TD Bank says tighter mortgage rules should do the job of cooling Canada's hot housing market in the short term, but higher interest rates will be needed to return the market to saner levels.
The bank's chief economist Craig Alexander estimates the new rules, which went into effect July 9, will shave five percentage points off sales activity and cut prices by three per cent on average during the second half of this year and early 2013.
In the next three years, he expects the combination of the tighter rules and anticipated modest increases in interest rates will result in a 10 per cent price correction on homes.
While it is early, there are already tentative signs that the new rules have tempered sales, if not prices, especially in the country's hottest markets - Toronto and Vancouver.

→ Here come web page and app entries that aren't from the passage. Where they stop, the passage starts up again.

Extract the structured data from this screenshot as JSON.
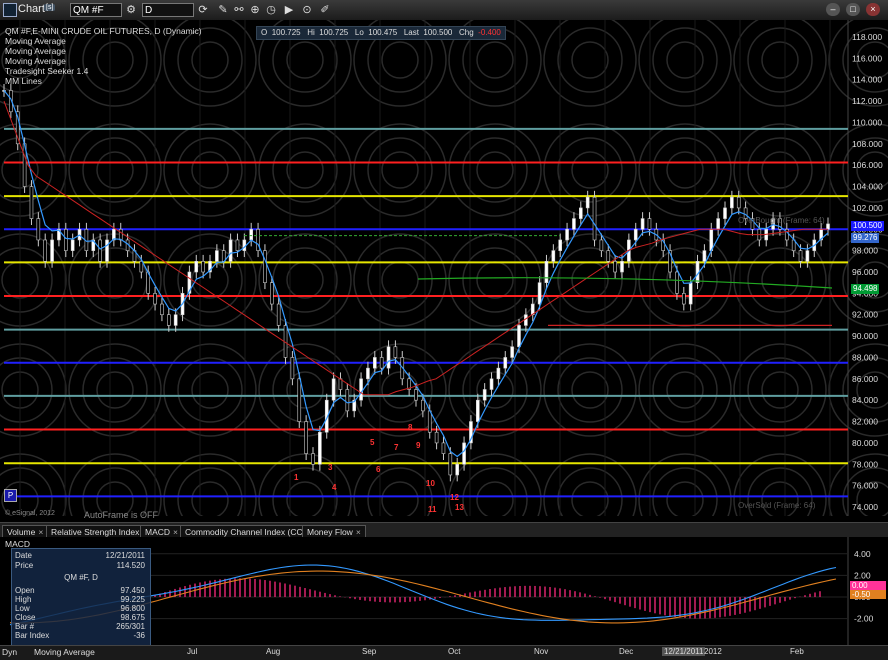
{
  "window": {
    "title": "Chart",
    "badge": "[s]",
    "symbol": "QM #F",
    "interval": "D"
  },
  "legend": {
    "lines": [
      "QM #F,E-MINI CRUDE OIL FUTURES, D (Dynamic)",
      "Moving Average",
      "Moving Average",
      "Moving Average",
      "Tradesight Seeker 1.4",
      "MM Lines"
    ]
  },
  "quote": {
    "o_label": "O",
    "o_value": "100.725",
    "hi_label": "Hi",
    "hi_value": "100.725",
    "lo_label": "Lo",
    "lo_value": "100.475",
    "last_label": "Last",
    "last_value": "100.500",
    "chg_label": "Chg",
    "chg_value": "-0.400"
  },
  "chart_data": {
    "type": "line",
    "price_axis_ticks": [
      "118.000",
      "116.000",
      "114.000",
      "112.000",
      "110.000",
      "108.000",
      "106.000",
      "104.000",
      "102.000",
      "100.000",
      "98.000",
      "96.000",
      "94.000",
      "92.000",
      "90.000",
      "88.000",
      "86.000",
      "84.000",
      "82.000",
      "80.000",
      "78.000",
      "76.000",
      "74.000"
    ],
    "price_tags": [
      {
        "value": "100.500",
        "color": "#1a1aff"
      },
      {
        "value": "99.276",
        "color": "#3366cc"
      },
      {
        "value": "94.498",
        "color": "#009933"
      }
    ],
    "mm_lines": [
      {
        "level": 103.1,
        "color": "#e6e600"
      },
      {
        "level": 106.25,
        "color": "#ff2020"
      },
      {
        "level": 109.4,
        "color": "#5f9ea0"
      },
      {
        "level": 100.0,
        "color": "#2020ff"
      },
      {
        "level": 96.9,
        "color": "#e6e600"
      },
      {
        "level": 93.75,
        "color": "#ff2020"
      },
      {
        "level": 90.6,
        "color": "#5f9ea0"
      },
      {
        "level": 87.5,
        "color": "#2020ff"
      },
      {
        "level": 84.4,
        "color": "#5f9ea0"
      },
      {
        "level": 81.25,
        "color": "#ff2020"
      },
      {
        "level": 78.1,
        "color": "#e6e600"
      },
      {
        "level": 75.0,
        "color": "#2020ff"
      }
    ],
    "price_close": [
      113,
      111,
      108,
      104,
      101,
      99,
      97,
      99,
      100,
      98,
      99,
      100,
      98,
      99,
      97,
      99,
      100,
      99,
      98,
      97,
      96,
      94,
      93,
      92,
      91,
      92,
      94,
      96,
      97,
      96,
      97,
      98,
      97,
      99,
      98,
      99,
      100,
      98,
      95,
      93,
      91,
      88,
      86,
      82,
      79,
      78,
      81,
      84,
      86,
      85,
      83,
      84,
      86,
      87,
      88,
      87,
      89,
      88,
      86,
      85,
      84,
      83,
      81,
      80,
      79,
      77,
      78,
      80,
      82,
      84,
      85,
      86,
      87,
      88,
      89,
      91,
      92,
      93,
      95,
      97,
      98,
      99,
      100,
      101,
      102,
      103,
      99,
      98,
      97,
      96,
      97,
      99,
      100,
      101,
      100,
      99,
      98,
      96,
      94,
      93,
      95,
      97,
      98,
      100,
      101,
      102,
      103,
      102,
      101,
      100,
      99,
      100,
      101,
      100,
      99,
      98,
      97,
      98,
      99,
      100,
      100.5
    ],
    "ma_red": [
      112,
      110,
      108,
      106,
      105,
      104.5,
      104,
      103.5,
      103,
      102.5,
      102,
      101.5,
      101,
      100.5,
      100,
      99.5,
      99,
      98.5,
      98,
      97.5,
      97,
      96.5,
      96,
      95.5,
      95,
      94.5,
      94,
      93.5,
      93,
      92.5,
      92,
      91.5,
      91,
      90.5,
      90,
      89.5,
      89,
      88.5,
      88,
      87.5,
      87,
      86.5,
      86,
      85.5,
      85,
      84.5,
      84.5,
      84.5,
      84.5,
      84.8,
      85,
      85.2,
      85.5,
      85.8,
      86,
      86.5,
      87,
      87.5,
      88,
      88.5,
      89,
      89.5,
      90,
      90.5,
      91,
      91.5,
      92,
      92.5,
      93,
      93.5,
      94,
      94.5,
      95,
      95.5,
      96,
      96.5,
      97,
      97.5,
      98,
      98.3,
      98.5,
      98.7,
      99,
      99.2,
      99.4,
      99.6,
      99.8,
      100,
      100,
      100,
      100,
      99.8,
      99.6,
      99.5,
      99.5,
      99.5,
      99.6,
      99.7,
      99.8,
      99.9,
      100,
      100,
      100,
      100
    ],
    "ma_green_level": 94.5,
    "macd_axis_ticks": [
      "4.00",
      "2.00",
      "0.00",
      "-2.00"
    ],
    "macd_tags": [
      {
        "value": "0.00",
        "color": "#ff3399"
      },
      {
        "value": "-0.50",
        "color": "#e08020"
      }
    ],
    "xaxis_labels": [
      "Jul",
      "Aug",
      "Sep",
      "Oct",
      "Nov",
      "Dec",
      "12/21/2011",
      "2012",
      "Feb"
    ],
    "annotations": [
      "1",
      "2",
      "3",
      "4",
      "5",
      "6",
      "7",
      "8",
      "9",
      "10",
      "11",
      "12",
      "13"
    ],
    "overbought_label": "OverBought (Frame: 64)",
    "oversold_label": "OverSold (Frame: 64)"
  },
  "chart_text": {
    "autoframe": "AutoFrame is OFF",
    "copyright": "© eSignal, 2012",
    "p_badge": "P"
  },
  "tabs": [
    {
      "label": "Volume"
    },
    {
      "label": "Relative Strength Index"
    },
    {
      "label": "MACD"
    },
    {
      "label": "Commodity Channel Index (CCI)"
    },
    {
      "label": "Money Flow"
    }
  ],
  "macd_panel": {
    "title": "MACD"
  },
  "databox": {
    "date_label": "Date",
    "date_value": "12/21/2011",
    "price_label": "Price",
    "price_value": "114.520",
    "symbol": "QM #F, D",
    "open_label": "Open",
    "open_value": "97.450",
    "high_label": "High",
    "high_value": "99.225",
    "low_label": "Low",
    "low_value": "96.800",
    "close_label": "Close",
    "close_value": "98.675",
    "bar_label": "Bar #",
    "bar_value": "265/301",
    "barindex_label": "Bar Index",
    "barindex_value": "-36"
  },
  "status": {
    "dyn": "Dyn",
    "ma": "Moving Average"
  }
}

The Toronto Real Estate Board reported Thursday that sales of existing homes in the greater municipal area fell 12.5 per cent from last year, although the average price of $479,095 was 6.5 per cent higher.
Meanwhile, the Vancouver board said sales dropped 30.7 per cent in August, while the average price was only 0.5 per cent lower at $609,500.
In July, Finance Minister Jim Flaherty reduced the amortization rate on new insured mort-gages to 25 years from 30, bringing the maximum period for paying off a home back to the historic level. It was the fourth time Flaherty had tightened mortgage rules in as many years, incrementally dropping to amortization period from the high-water mark of 40 years.
Alexander says the latest moves, which hike mortgage costs by $140 a month on the average home, may be even more effective than the previous efforts in slowing the market.